‘The Flash’ #1 Hits The Ground Running [Review]
By Chris Sims
Of all the titles in the DC Reboot, the one that I’ve been the most curious about is Flash. It almost goes without saying that Francis Manapul is an incredible visual storyteller and I’ve definitely enjoyed his art from the past, but the transition to writing and drawing a book can be a tricky one. Since his new role on the book was announced, I’ve been wondering whether he could pull it off.
With this week’s release of Flash #1, we finally have the answer. Manapul doesn’t just make the transition, he does it by putting out one of the best titles in DC’s relaunch.

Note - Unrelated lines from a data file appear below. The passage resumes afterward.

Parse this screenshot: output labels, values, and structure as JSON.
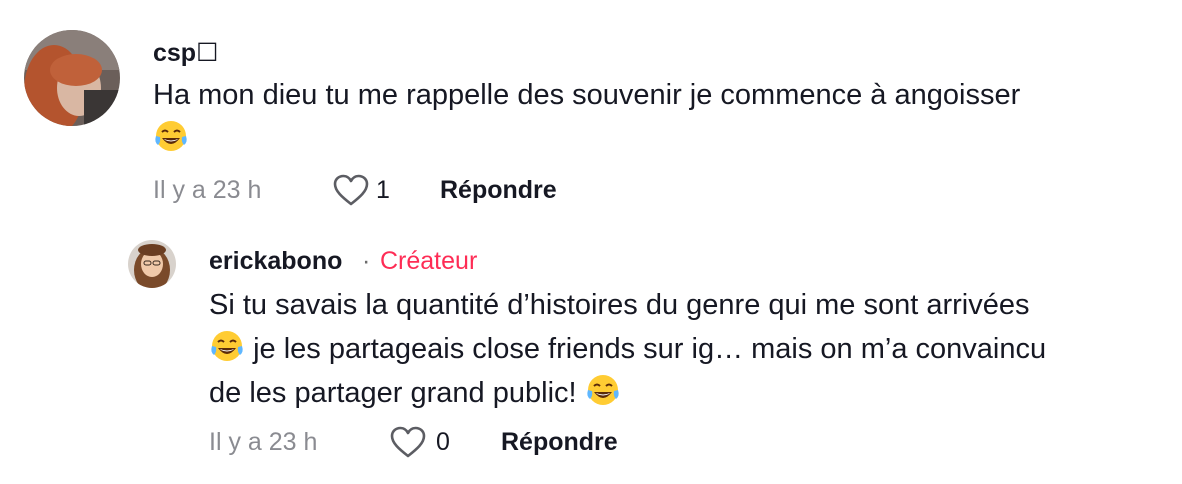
{
  "comment": {
    "username": "csp☐",
    "text_line1": "Ha mon dieu tu me rappelle des souvenir je commence à angoisser",
    "emoji_name": "face-with-tears-of-joy-emoji",
    "time": "Il y a 23 h",
    "like_count": "1",
    "reply_label": "Répondre"
  },
  "reply": {
    "username": "erickabono",
    "separator": "·",
    "badge": "Créateur",
    "text_line1": "Si tu savais la quantité d’histoires du genre qui me sont arrivées",
    "text_line2": "je les partageais close friends sur ig… mais on m’a convaincu",
    "text_line3": "de les partager grand public!",
    "time": "Il y a 23 h",
    "like_count": "0",
    "reply_label": "Répondre"
  },
  "colors": {
    "creator_badge": "#fe2c55",
    "meta_text": "#8a8b91",
    "primary_text": "#161823"
  }
}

Despite my recent difficulties with the franchise, I love the Flash. For me, it’s the DC Universe book, and as I’ve said before, Mark Waid’s legendary run on the title was what drew me back in and made me love that entire universe of characters. Even beyond just the affection that I have, it’s one of those concepts that lends itself better to comic book storytelling than virtually any other medium. The way that comics work, with panels representing these moments that are simultaneously frozen in time and filled with action and movement gives them the ability to represent super-speed in a way that doesn’t work anywhere else. The best issues of Flash are the ones that show you things you can only see because you’re reading a comic, and a lot of the reason I love the medium so much comes from getting that experience from this title.
In short, it’s a book that I want to like, but also one that I hold to a pretty high standard. And if this issue’s any indication — and with all the hype surrounding the “New 52” and DC’s attempt to showcase the best they’ve got with these #1 issues, they’re definitely hoping it is — it’s a standard that Manapul meets.

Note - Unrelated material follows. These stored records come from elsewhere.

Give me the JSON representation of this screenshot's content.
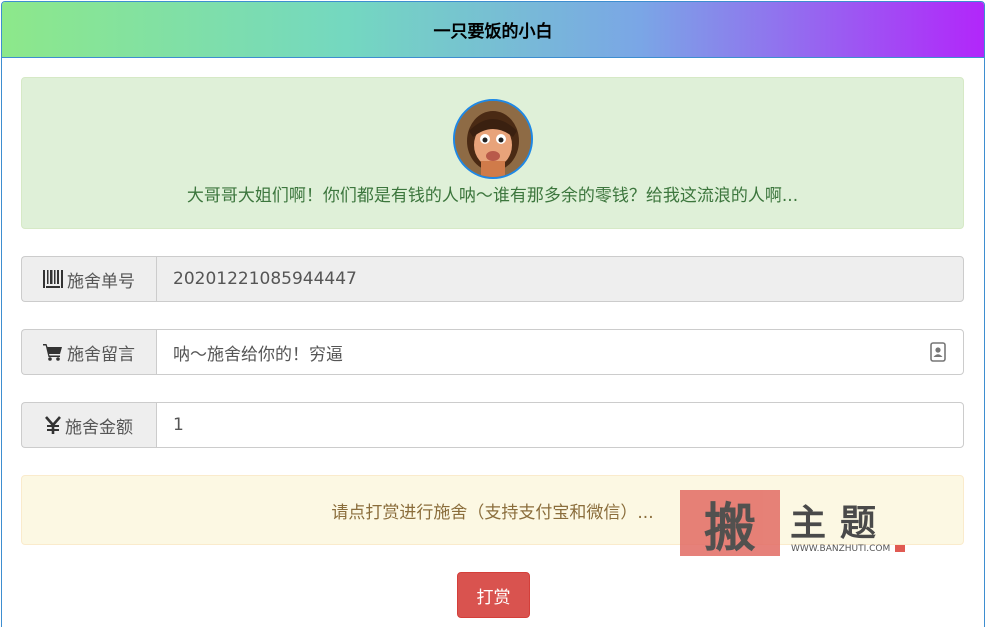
{
  "panel": {
    "title": "一只要饭的小白"
  },
  "greeting": {
    "message": "大哥哥大姐们啊！你们都是有钱的人呐～谁有那多余的零钱？给我这流浪的人啊..."
  },
  "order": {
    "label": "施舍单号",
    "value": "20201221085944447",
    "icon": "barcode-icon"
  },
  "message": {
    "label": "施舍留言",
    "value": "呐～施舍给你的！穷逼",
    "icon": "cart-icon",
    "suffix_icon": "contact-card-icon"
  },
  "amount": {
    "label": "施舍金额",
    "value": "1",
    "icon": "yen-icon"
  },
  "notice": {
    "text": "请点打赏进行施舍（支持支付宝和微信）..."
  },
  "donate_button": {
    "label": "打赏"
  },
  "watermark": {
    "glyph": "搬",
    "title": "主题",
    "url": "WWW.BANZHUTI.COM"
  },
  "colors": {
    "header_gradient": [
      "#8de88a",
      "#74d8c0",
      "#7aa6e6",
      "#b226fa"
    ],
    "success_bg": "#dff0d8",
    "warning_bg": "#fcf8e3",
    "danger": "#d9534f",
    "primary_border": "#3e8ed0"
  }
}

It’s not much of a surprise that he does a good job here — it is, after all, his second shot at doing a comic called Flash#1 — and it’s even less surprising that the biggest strength of the comic comes from the visuals.
Right from the start, Manapul and colorist/co-writer Brian Buccellato pull off some amazing pages that introduce readers to the Flash and his powers. The double-page splash alone isn’t just gorgeous, it’s an incredible bit of storytelling. The panels that are converging on the flash of the bad guys doing their thing, the letters of his name forming smaller panels that show him using his powers to take out the bad guys, even the old-school Marvel style summary of who he is and what he does — it’s a beautiful introduction, and best of all, it’s fast. They hit you with the necessary information as quick as possible to get you on board with this adventure, which is exactly what this book ought to be doing.
Read more at ComicsAlliance.